*** EXTRACTED INFORMATION Section Begins ***

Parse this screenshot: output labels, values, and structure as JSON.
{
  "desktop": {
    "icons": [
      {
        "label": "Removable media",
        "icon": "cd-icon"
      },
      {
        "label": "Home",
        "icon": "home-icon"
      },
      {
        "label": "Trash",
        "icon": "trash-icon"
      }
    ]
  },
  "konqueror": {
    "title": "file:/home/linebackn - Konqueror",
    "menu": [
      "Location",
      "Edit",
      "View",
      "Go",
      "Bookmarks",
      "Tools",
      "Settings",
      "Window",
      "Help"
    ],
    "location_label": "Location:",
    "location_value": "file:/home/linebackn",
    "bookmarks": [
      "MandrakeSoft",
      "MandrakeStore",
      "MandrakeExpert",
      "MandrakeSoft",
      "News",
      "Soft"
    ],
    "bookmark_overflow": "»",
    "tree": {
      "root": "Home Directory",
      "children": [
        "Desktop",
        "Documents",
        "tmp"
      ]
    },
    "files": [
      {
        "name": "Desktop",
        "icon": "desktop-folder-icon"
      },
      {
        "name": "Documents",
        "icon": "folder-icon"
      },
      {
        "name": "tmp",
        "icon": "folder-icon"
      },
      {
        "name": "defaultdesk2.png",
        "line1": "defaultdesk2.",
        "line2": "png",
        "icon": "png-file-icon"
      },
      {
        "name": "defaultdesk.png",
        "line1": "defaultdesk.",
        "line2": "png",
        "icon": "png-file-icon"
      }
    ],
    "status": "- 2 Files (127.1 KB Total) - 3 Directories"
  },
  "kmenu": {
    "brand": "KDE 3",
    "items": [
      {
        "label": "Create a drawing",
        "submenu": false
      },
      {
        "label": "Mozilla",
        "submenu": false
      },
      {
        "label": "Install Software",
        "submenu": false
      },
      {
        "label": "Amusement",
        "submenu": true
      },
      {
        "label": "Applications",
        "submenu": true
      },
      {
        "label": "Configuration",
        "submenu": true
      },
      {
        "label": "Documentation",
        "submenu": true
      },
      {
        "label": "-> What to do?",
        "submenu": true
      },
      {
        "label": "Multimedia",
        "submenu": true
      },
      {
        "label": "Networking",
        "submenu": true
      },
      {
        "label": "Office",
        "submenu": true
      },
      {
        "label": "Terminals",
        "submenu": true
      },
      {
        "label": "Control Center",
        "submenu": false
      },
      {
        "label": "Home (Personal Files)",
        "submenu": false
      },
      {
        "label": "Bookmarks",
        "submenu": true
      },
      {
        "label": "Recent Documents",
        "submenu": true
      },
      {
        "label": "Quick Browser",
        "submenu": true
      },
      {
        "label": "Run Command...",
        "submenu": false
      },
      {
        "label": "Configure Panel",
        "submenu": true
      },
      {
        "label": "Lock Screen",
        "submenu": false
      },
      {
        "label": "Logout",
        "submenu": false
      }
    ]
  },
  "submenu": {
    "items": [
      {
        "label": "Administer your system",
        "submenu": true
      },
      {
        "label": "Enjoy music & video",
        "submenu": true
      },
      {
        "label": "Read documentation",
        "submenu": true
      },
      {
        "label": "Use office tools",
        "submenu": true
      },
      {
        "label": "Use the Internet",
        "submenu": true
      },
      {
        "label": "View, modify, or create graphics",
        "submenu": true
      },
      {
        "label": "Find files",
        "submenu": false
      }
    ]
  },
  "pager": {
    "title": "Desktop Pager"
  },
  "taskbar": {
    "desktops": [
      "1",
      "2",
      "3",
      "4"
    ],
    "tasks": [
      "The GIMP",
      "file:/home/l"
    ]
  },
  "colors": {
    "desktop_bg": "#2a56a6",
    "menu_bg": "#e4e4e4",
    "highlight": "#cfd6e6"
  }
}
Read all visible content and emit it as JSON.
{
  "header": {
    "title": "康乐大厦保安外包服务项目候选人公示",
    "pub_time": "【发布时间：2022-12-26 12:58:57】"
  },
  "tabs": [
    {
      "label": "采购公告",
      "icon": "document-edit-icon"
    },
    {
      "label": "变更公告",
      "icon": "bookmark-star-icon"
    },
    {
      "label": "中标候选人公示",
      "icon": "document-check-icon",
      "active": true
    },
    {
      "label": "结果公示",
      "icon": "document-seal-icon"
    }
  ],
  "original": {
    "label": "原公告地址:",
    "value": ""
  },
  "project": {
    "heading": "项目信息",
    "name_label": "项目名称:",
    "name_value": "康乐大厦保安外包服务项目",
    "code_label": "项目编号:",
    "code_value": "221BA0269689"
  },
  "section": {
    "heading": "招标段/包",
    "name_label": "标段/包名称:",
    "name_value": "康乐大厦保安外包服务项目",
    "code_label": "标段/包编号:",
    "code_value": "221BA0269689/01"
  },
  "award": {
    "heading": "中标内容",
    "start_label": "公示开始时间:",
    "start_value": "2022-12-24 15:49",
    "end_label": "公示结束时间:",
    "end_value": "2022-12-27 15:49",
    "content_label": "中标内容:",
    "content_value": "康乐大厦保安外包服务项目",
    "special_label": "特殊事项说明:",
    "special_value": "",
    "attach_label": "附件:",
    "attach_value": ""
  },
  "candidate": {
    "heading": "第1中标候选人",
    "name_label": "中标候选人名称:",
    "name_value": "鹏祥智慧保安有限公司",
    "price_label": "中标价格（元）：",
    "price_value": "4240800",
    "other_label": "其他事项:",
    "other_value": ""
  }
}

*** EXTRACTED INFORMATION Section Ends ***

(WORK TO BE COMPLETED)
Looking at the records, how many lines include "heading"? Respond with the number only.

(FINAL ANSWER)
4